[PROBLEM TO SOLVE] Each record that follows should be reproduced in full, character for character.

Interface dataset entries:
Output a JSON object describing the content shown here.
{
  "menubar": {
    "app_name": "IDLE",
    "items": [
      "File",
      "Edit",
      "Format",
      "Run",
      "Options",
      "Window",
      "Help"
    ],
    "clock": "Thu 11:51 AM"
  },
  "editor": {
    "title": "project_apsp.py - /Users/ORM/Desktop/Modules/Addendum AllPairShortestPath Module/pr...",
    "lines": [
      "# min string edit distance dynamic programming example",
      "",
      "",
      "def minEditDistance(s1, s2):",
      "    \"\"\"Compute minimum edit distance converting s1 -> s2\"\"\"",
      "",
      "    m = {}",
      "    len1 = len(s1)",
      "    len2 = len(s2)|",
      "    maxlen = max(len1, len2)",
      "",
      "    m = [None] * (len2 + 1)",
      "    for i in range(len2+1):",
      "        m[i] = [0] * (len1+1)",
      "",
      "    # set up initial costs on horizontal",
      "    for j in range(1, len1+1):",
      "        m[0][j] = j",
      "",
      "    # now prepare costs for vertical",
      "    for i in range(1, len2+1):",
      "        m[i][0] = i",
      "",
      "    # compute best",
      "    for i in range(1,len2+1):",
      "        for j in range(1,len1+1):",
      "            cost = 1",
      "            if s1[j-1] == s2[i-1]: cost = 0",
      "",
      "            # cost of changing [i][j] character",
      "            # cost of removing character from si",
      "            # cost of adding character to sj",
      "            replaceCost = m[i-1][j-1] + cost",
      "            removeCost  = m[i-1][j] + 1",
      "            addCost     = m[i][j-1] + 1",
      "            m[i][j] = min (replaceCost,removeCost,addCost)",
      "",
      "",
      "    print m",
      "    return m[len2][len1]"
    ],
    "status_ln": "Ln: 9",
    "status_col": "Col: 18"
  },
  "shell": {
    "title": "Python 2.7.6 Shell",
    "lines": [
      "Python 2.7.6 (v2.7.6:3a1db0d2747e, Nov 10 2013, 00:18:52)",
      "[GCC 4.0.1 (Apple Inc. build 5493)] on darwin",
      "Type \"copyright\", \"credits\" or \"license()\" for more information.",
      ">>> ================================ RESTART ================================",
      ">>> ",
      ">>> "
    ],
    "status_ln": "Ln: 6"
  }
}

[TASK SOLUTION]
Output a JSON object describing the content shown here.
{
  "menubar": {
    "app_name": "IDLE",
    "items": [
      "File",
      "Edit",
      "Format",
      "Run",
      "Options",
      "Window",
      "Help"
    ],
    "clock": "Thu 11:51 AM"
  },
  "editor": {
    "title": "project_apsp.py - /Users/ORM/Desktop/Modules/Addendum AllPairShortestPath Module/pr...",
    "lines": [
      "# min string edit distance dynamic programming example",
      "",
      "",
      "def minEditDistance(s1, s2):",
      "    \"\"\"Compute minimum edit distance converting s1 -> s2\"\"\"",
      "",
      "    m = {}",
      "    len1 = len(s1)",
      "    len2 = len(s2)|",
      "    maxlen = max(len1, len2)",
      "",
      "    m = [None] * (len2 + 1)",
      "    for i in range(len2+1):",
      "        m[i] = [0] * (len1+1)",
      "",
      "    # set up initial costs on horizontal",
      "    for j in range(1, len1+1):",
      "        m[0][j] = j",
      "",
      "    # now prepare costs for vertical",
      "    for i in range(1, len2+1):",
      "        m[i][0] = i",
      "",
      "    # compute best",
      "    for i in range(1,len2+1):",
      "        for j in range(1,len1+1):",
      "            cost = 1",
      "            if s1[j-1] == s2[i-1]: cost = 0",
      "",
      "            # cost of changing [i][j] character",
      "            # cost of removing character from si",
      "            # cost of adding character to sj",
      "            replaceCost = m[i-1][j-1] + cost",
      "            removeCost  = m[i-1][j] + 1",
      "            addCost     = m[i][j-1] + 1",
      "            m[i][j] = min (replaceCost,removeCost,addCost)",
      "",
      "",
      "    print m",
      "    return m[len2][len1]"
    ],
    "status_ln": "Ln: 9",
    "status_col": "Col: 18"
  },
  "shell": {
    "title": "Python 2.7.6 Shell",
    "lines": [
      "Python 2.7.6 (v2.7.6:3a1db0d2747e, Nov 10 2013, 00:18:52)",
      "[GCC 4.0.1 (Apple Inc. build 5493)] on darwin",
      "Type \"copyright\", \"credits\" or \"license()\" for more information.",
      ">>> ================================ RESTART ================================",
      ">>> ",
      ">>> "
    ],
    "status_ln": "Ln: 6"
  }
}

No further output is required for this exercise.